While we value diversity, we also recognize that students and educators need an overall strategy to foster knowledge and empathy about the myriad experiences and backgrounds – including racial, ethnic, class and gender differences – that we bring as individuals into our schools. The bridges among cultures that we can build in a diversified school are what really matter. 

Because of the urgent need to increase diversity in the ranks of public school educators, we testified recently in support of two bills – S.311 and S.286 – that would create additional and alternative pathways into the teaching profession in Massachusetts and establish programs to recruit educators of color. 

We shared two stories in our respective testimony to the Legislature: 

  • In Pembroke, a school will likely lose a BIPOC educator – one of two in the building – because of the cost and time required to complete the state’s licensure exams, which are administered in English. This is a world languages educator, teaching her first language, and who has previously taught in another country. She is fluent in three languages, including Arabic. In the two years that she has been in our district, working under an emergency license, she has made deep connections with families who also speak Arabic. The state’s restrictive licensure process threatens to rob our students of this educator’s many talents.

  • During the height of the pandemic, a Black student attending middle school in Cambridge sent a note to his BIPOC teacher to say, “Thank you for being my teacher. It means a lot to have a Black teacher when school is so hard.” Yet too few of our students – Black, brown and white – are able to learn with a BIPOC educator at all. And every student working with the most diverse teaching team in Cambridge’s middle schools demonstrated significant academic growth this year. 

The Massachusetts Tests for Educator Licensure (MTEL) regimen is a poor one-size-fits-all approach to granting teaching licenses to qualified candidates, and we know that MTEL has proven to be discriminatory toward educators whose first language is not English. 

Alternative methods to achieve licensure, and additional support for instructional assistants who want to become teachers – including mentorship programs and grants to pay for teacher training courses – are just some of the steps Massachusetts can take to recruit BIPOC educators.  

And we cannot ignore a fundamental problem: The high cost of getting a teaching degree. The cost to become an educator in Massachusetts is one of the main reasons that the educator pipeline is drying, and those costs are hitting students of color harder than their white counterparts because BIPOC students typically need to borrow more to pursue higher education. 
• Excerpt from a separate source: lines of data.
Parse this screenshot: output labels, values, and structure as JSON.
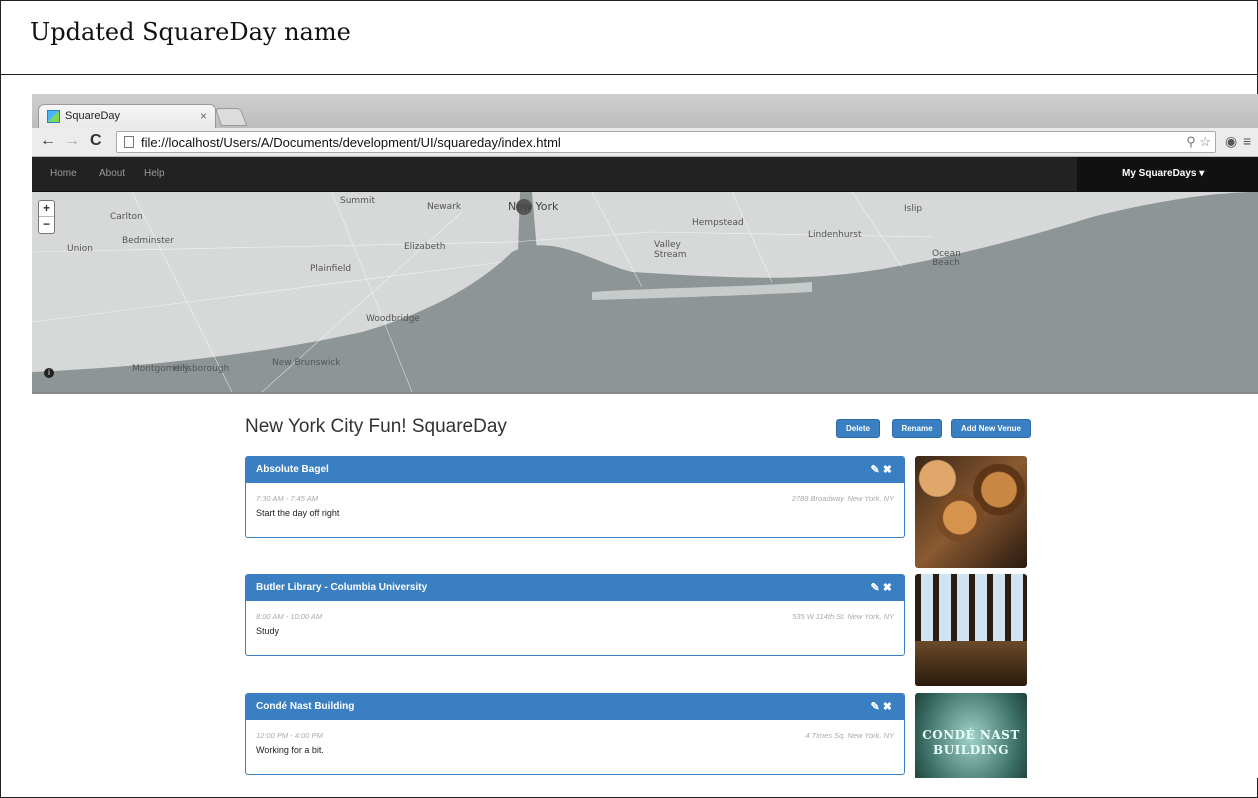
{
  "caption": "Updated SquareDay name",
  "browser": {
    "tab_title": "SquareDay",
    "tab_close": "×",
    "url": "file://localhost/Users/A/Documents/development/UI/squareday/index.html"
  },
  "nav": {
    "links": [
      "Home",
      "About",
      "Help"
    ],
    "right_menu": "My SquareDays ▾"
  },
  "map": {
    "zoom_in": "+",
    "zoom_out": "−",
    "labels": [
      "Summit",
      "Newark",
      "New York",
      "Hempstead",
      "Islip",
      "Lindenhurst",
      "Valley Stream",
      "Elizabeth",
      "Bedminster",
      "Union",
      "Plainfield",
      "Woodbridge",
      "New Brunswick",
      "Montgomery",
      "Hillsborough",
      "Ocean Beach",
      "Carlton"
    ]
  },
  "page": {
    "title": "New York City Fun! SquareDay",
    "buttons": {
      "delete": "Delete",
      "rename": "Rename",
      "add": "Add New Venue"
    }
  },
  "venues": [
    {
      "name": "Absolute Bagel",
      "time": "7:30 AM - 7:45 AM",
      "address": "2788 Broadway. New York, NY",
      "desc": "Start the day off right"
    },
    {
      "name": "Butler Library - Columbia University",
      "time": "8:00 AM - 10:00 AM",
      "address": "535 W 114th St. New York, NY",
      "desc": "Study"
    },
    {
      "name": "Condé Nast Building",
      "time": "12:00 PM - 4:00 PM",
      "address": "4 Times Sq. New York, NY",
      "desc": "Working for a bit."
    }
  ],
  "photo_text": {
    "conde_line1": "CONDÉ NAST",
    "conde_line2": "BUILDING"
  },
  "colors": {
    "primary": "#3a7fc1",
    "navbar": "#222222",
    "water": "#8e9597",
    "land": "#d6d9d8"
  },
  "icons": {
    "edit": "pencil-icon",
    "remove": "x-icon",
    "reload": "reload-icon",
    "star": "star-icon"
  }
}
Our union, the Massachusetts Teachers Association, successfully advocated for a state budget provision that will allocate $15 million for scholarships and loan forgiveness programs for aspiring and new educators, with priority being placed on recruiting and retaining educators of color. Furthermore, the increased state funding to districts from the Student Opportunity Act, passed in 2019 with strong advocacy from educators across the state, must be used to retain newly hired BIPOC educators. Passing the Cherish Act, which would increase higher education funding and freeze tuition and fee increases for several years, would also allow more young people to pursue careers in public education without having to amass student loan debt.  

Proposing changes to how districts can cut staff to build a more diverse educator workforce – as another bill does – is misguided. We need more educators, not fewer. 

Both of us directly benefitted from having teachers of color as part of our education. They inspired us to pursue our degrees and to enter this transformative profession. We are not content to simply “pay it forward.” We must build the wealth of diversity that all of our students deserve. 

Rosa Lopez-Whitehill is a middle school teacher in the Pembroke Public Schools. Betsy Preval is a middle school teacher in the Cambridge Public Schools.